    The late Fr Alex Reid also maintained contact with Mansergh in a bid to bring about a Real IRA ceasefire, which was eventually announced in September 1998. The security source claims Fr Reid went to Dublin at the request of senior Sinn Féin figures (including the late Martin McGuinness with the knowledge of the Northern Ireland Secretary's office, to establish communication with the Real IRA to try to influence it to cease its campaign. According to the source, it seems there was a dual approach from the Irish and British governments after the explosion to stop future attacks.

    My question is similar to the one that was asked by the source: Did the Irish government (possibly along with the British government) act with a view to ensure that even those terrorists who committed crimes on the island of Ireland after the signing of the Good Friday Agreement would not go to prison?

    This alleged conspiracy to pervert the course of justice is, as I quote in relation to a massacre committed by the Provisional IRA in the West Midlands almost a quarter of a century before the Omagh bombing, an "appalling vista".


  • Registered Users Posts: 3,497 ✭✭✭ political analyst

    An inquiry by civil servants found that White's allegations were unfounded but the fact itself that civil servants conducted that inquiry raises doubts about the inquiry. What did the government have to fear from a statutory inquiry?

    Letting terrorists who committed crimes after the Good Friday Agreement was signed walk free would be a step too far.

  • Registered Users Posts: 3,497 ✭✭✭ political analyst

    Why is nobody here commenting on this?

  • Registered Users Posts: 2,842 ✭✭✭ francois

    No evidence except for some hearsay from a dead source, allegations found to have no substance. A nothing burger.

  • Registered Users Posts: 3,497 ✭✭✭ political analyst

    I phrased the first paragraph of the OP poorly. The security source said that John White told investigators of the secret talks between the Irish government and the Real IRA more than a year before the talks became public. The source also said that White told his Northern Ireland counterparts that the talks were secretly recorded by gardaí.

    In that article, Rodney Edwards quoted a second security source:

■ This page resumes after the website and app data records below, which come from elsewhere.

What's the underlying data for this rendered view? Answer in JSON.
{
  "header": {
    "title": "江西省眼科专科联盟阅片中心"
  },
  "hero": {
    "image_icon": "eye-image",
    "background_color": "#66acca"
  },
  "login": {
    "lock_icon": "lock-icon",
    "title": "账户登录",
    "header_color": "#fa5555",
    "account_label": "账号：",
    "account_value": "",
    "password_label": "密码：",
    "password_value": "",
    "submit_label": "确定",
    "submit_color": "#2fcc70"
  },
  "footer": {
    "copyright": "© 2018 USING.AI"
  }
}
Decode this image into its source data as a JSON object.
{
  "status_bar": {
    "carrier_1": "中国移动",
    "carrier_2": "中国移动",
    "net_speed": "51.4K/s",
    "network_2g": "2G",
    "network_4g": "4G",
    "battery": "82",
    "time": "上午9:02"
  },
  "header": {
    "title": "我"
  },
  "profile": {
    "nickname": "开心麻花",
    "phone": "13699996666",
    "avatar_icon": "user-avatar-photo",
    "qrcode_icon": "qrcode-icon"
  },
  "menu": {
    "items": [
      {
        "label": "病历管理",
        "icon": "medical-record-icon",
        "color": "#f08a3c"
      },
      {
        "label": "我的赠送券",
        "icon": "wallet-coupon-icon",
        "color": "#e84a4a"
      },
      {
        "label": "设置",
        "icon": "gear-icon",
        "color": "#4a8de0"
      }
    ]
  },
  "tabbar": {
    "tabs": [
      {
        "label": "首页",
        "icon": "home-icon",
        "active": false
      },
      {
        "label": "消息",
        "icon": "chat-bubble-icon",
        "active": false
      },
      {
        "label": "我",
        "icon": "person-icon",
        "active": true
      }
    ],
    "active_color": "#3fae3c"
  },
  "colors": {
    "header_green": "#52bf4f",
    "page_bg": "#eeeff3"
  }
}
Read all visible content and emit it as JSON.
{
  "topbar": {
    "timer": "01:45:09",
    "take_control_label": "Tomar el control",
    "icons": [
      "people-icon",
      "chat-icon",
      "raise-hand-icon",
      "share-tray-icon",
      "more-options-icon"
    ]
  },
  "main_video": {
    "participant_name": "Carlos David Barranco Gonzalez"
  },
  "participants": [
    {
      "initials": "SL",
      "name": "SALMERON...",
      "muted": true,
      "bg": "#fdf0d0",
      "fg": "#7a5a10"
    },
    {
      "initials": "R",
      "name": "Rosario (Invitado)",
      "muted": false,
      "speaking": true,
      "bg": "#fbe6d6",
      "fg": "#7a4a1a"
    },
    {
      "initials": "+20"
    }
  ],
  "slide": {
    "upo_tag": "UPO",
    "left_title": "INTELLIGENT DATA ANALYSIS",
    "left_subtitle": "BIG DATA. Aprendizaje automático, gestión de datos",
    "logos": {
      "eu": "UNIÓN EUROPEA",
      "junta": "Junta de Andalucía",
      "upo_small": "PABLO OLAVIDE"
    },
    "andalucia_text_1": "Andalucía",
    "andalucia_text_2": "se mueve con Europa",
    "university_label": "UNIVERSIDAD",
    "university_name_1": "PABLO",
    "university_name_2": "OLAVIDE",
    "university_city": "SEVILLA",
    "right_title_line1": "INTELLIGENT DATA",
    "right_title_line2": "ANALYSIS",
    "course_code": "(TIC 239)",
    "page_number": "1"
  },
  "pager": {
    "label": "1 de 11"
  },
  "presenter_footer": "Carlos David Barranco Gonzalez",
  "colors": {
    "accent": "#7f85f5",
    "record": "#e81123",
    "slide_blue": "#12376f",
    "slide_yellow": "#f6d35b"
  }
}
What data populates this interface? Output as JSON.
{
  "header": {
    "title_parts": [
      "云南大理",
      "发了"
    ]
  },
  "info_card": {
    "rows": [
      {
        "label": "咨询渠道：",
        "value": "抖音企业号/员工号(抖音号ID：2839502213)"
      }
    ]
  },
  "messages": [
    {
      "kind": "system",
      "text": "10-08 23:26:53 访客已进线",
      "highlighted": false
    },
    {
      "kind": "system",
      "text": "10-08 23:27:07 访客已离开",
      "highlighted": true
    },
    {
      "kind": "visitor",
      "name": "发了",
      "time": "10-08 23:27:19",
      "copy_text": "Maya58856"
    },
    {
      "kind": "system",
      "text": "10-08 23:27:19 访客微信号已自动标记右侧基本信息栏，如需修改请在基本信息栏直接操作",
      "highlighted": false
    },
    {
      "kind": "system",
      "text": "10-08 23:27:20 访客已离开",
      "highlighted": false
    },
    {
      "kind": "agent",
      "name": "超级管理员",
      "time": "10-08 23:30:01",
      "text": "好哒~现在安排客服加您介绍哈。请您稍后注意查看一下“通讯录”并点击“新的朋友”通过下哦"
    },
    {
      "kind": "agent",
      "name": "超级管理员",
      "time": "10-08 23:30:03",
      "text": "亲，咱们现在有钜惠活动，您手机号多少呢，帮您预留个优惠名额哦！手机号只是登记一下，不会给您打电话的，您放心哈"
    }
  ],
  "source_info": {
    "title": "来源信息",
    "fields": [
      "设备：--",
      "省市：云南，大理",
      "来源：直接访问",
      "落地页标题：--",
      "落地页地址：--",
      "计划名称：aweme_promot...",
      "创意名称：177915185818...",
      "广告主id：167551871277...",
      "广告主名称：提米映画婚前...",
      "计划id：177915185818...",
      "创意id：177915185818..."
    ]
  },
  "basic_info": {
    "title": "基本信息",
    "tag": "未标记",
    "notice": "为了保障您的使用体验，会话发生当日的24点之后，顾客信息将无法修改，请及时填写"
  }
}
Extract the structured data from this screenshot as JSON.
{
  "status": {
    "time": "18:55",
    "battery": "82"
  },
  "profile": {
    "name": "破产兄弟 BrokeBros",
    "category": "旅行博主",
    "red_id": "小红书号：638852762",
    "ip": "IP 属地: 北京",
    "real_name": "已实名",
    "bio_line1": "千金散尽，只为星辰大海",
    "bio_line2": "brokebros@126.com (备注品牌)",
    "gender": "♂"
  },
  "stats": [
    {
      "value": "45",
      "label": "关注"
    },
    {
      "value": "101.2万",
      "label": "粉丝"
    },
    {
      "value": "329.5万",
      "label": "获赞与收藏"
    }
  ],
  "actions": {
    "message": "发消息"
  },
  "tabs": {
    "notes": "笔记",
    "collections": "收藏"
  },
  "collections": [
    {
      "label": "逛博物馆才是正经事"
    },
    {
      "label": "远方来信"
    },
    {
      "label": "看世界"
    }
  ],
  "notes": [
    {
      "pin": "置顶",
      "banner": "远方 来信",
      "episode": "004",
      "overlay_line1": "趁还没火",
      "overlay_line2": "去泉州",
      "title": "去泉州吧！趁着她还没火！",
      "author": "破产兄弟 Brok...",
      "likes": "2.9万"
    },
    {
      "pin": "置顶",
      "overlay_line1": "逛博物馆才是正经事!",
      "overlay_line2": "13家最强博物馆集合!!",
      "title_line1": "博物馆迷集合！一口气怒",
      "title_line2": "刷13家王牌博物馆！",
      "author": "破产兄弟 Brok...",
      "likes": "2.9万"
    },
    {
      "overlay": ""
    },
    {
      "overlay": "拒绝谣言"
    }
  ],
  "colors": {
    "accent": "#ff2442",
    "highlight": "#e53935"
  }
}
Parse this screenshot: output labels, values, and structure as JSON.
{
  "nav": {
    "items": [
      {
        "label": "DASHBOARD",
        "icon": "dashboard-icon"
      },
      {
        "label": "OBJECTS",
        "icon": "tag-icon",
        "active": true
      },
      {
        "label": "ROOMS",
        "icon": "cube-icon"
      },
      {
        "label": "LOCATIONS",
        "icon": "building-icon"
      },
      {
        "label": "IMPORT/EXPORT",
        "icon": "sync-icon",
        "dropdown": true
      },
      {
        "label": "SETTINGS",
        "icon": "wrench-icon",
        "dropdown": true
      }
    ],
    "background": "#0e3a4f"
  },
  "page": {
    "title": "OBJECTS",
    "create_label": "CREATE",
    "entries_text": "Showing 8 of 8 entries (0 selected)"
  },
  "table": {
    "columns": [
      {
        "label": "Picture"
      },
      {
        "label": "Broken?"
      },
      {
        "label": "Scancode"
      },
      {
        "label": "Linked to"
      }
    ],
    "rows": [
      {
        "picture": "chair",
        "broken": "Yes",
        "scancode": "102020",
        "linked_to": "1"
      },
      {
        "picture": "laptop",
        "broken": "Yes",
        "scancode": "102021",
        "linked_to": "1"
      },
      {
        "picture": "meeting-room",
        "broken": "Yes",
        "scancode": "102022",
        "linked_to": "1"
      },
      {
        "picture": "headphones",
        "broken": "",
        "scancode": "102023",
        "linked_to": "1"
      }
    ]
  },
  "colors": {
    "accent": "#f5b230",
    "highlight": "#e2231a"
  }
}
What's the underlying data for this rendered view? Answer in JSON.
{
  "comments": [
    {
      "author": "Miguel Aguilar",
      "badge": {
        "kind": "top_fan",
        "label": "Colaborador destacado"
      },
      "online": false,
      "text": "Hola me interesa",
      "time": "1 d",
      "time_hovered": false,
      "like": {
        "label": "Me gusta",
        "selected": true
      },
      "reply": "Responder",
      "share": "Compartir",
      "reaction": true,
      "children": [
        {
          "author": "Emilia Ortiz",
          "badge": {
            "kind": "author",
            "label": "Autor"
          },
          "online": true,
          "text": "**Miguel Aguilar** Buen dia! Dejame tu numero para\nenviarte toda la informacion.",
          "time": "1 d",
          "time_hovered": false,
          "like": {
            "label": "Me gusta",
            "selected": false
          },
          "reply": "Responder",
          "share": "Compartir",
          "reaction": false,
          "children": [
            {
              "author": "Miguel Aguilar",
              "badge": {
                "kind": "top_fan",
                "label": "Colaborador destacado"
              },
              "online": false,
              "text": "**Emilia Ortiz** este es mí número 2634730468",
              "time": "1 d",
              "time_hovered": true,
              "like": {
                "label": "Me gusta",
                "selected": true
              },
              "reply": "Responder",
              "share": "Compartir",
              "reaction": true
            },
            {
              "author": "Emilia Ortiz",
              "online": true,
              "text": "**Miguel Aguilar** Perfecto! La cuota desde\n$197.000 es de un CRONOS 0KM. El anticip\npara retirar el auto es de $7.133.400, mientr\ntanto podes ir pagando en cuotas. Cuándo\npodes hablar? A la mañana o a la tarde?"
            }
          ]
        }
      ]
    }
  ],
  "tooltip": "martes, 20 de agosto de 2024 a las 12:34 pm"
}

    "In terms of John White's credibility on this issue; he was telling the Omagh investigation team of this meeting between Mr Mansergh and the Real IRA in June 2002, prior to Ahern admitting it in October 2003. How could John White have known about that meeting prior to Mr Ahern's admission?"

    Edwards also quoted Lisa Dillon, whose 8-year-old brother, Oran Doherty, died in the blast:

    "We can only hope and pray the Irish Government will listen and we get to the bottom of this. To think Omagh could have been prevented makes me sick to the pit of my stomach. My little brother didn't need to die alone with all the other innocent people. I'm angry and I'm hurt. We must not be forgotten and justice must be served, we sat around for too long and were too silent."